REQUIREMENT = A word-for-word copy of the entries below is required.
DATA SECTION Start Marker
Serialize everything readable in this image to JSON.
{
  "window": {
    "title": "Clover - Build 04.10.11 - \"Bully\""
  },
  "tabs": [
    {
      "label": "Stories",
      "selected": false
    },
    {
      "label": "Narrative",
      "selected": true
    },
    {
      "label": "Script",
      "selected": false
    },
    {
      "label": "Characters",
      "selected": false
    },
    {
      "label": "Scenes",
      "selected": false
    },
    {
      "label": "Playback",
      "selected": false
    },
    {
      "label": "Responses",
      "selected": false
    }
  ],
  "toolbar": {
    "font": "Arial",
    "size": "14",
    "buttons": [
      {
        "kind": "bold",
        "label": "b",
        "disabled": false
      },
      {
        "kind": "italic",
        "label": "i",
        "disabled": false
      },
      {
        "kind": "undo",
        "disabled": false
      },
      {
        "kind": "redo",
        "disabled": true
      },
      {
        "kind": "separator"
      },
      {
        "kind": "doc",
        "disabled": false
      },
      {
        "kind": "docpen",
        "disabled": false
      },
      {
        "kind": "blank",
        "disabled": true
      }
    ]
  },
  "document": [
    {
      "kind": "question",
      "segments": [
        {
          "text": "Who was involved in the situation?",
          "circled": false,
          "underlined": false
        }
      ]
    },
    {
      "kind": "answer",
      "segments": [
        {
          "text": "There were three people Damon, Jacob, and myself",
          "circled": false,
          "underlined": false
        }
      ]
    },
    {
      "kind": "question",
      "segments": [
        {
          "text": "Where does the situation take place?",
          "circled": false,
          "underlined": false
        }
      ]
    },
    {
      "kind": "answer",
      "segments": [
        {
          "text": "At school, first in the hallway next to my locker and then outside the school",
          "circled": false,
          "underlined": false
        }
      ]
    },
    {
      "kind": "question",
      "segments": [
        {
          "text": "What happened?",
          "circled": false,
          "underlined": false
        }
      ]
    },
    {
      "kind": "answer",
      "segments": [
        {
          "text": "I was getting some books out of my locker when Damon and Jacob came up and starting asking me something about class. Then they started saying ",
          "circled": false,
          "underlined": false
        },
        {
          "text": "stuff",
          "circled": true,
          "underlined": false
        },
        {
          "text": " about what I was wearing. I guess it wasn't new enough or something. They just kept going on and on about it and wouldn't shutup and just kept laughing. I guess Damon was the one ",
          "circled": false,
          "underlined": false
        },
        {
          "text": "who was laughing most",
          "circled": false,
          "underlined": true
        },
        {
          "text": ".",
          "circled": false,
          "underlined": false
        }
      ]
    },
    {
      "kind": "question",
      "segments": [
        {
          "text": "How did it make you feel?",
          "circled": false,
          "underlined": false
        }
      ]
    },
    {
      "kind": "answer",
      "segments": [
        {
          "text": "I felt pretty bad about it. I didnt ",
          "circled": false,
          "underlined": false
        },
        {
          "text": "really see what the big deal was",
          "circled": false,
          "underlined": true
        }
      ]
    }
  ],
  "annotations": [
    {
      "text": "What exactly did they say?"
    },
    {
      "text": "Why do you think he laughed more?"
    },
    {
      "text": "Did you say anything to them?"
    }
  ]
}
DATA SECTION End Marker
RESPONSE FOR THIS EXERCISE =
Serialize everything readable in this image to JSON.
{
  "window": {
    "title": "Clover - Build 04.10.11 - \"Bully\""
  },
  "tabs": [
    {
      "label": "Stories",
      "selected": false
    },
    {
      "label": "Narrative",
      "selected": true
    },
    {
      "label": "Script",
      "selected": false
    },
    {
      "label": "Characters",
      "selected": false
    },
    {
      "label": "Scenes",
      "selected": false
    },
    {
      "label": "Playback",
      "selected": false
    },
    {
      "label": "Responses",
      "selected": false
    }
  ],
  "toolbar": {
    "font": "Arial",
    "size": "14",
    "buttons": [
      {
        "kind": "bold",
        "label": "b",
        "disabled": false
      },
      {
        "kind": "italic",
        "label": "i",
        "disabled": false
      },
      {
        "kind": "undo",
        "disabled": false
      },
      {
        "kind": "redo",
        "disabled": true
      },
      {
        "kind": "separator"
      },
      {
        "kind": "doc",
        "disabled": false
      },
      {
        "kind": "docpen",
        "disabled": false
      },
      {
        "kind": "blank",
        "disabled": true
      }
    ]
  },
  "document": [
    {
      "kind": "question",
      "segments": [
        {
          "text": "Who was involved in the situation?",
          "circled": false,
          "underlined": false
        }
      ]
    },
    {
      "kind": "answer",
      "segments": [
        {
          "text": "There were three people Damon, Jacob, and myself",
          "circled": false,
          "underlined": false
        }
      ]
    },
    {
      "kind": "question",
      "segments": [
        {
          "text": "Where does the situation take place?",
          "circled": false,
          "underlined": false
        }
      ]
    },
    {
      "kind": "answer",
      "segments": [
        {
          "text": "At school, first in the hallway next to my locker and then outside the school",
          "circled": false,
          "underlined": false
        }
      ]
    },
    {
      "kind": "question",
      "segments": [
        {
          "text": "What happened?",
          "circled": false,
          "underlined": false
        }
      ]
    },
    {
      "kind": "answer",
      "segments": [
        {
          "text": "I was getting some books out of my locker when Damon and Jacob came up and starting asking me something about class. Then they started saying ",
          "circled": false,
          "underlined": false
        },
        {
          "text": "stuff",
          "circled": true,
          "underlined": false
        },
        {
          "text": " about what I was wearing. I guess it wasn't new enough or something. They just kept going on and on about it and wouldn't shutup and just kept laughing. I guess Damon was the one ",
          "circled": false,
          "underlined": false
        },
        {
          "text": "who was laughing most",
          "circled": false,
          "underlined": true
        },
        {
          "text": ".",
          "circled": false,
          "underlined": false
        }
      ]
    },
    {
      "kind": "question",
      "segments": [
        {
          "text": "How did it make you feel?",
          "circled": false,
          "underlined": false
        }
      ]
    },
    {
      "kind": "answer",
      "segments": [
        {
          "text": "I felt pretty bad about it. I didnt ",
          "circled": false,
          "underlined": false
        },
        {
          "text": "really see what the big deal was",
          "circled": false,
          "underlined": true
        }
      ]
    }
  ],
  "annotations": [
    {
      "text": "What exactly did they say?"
    },
    {
      "text": "Why do you think he laughed more?"
    },
    {
      "text": "Did you say anything to them?"
    }
  ]
}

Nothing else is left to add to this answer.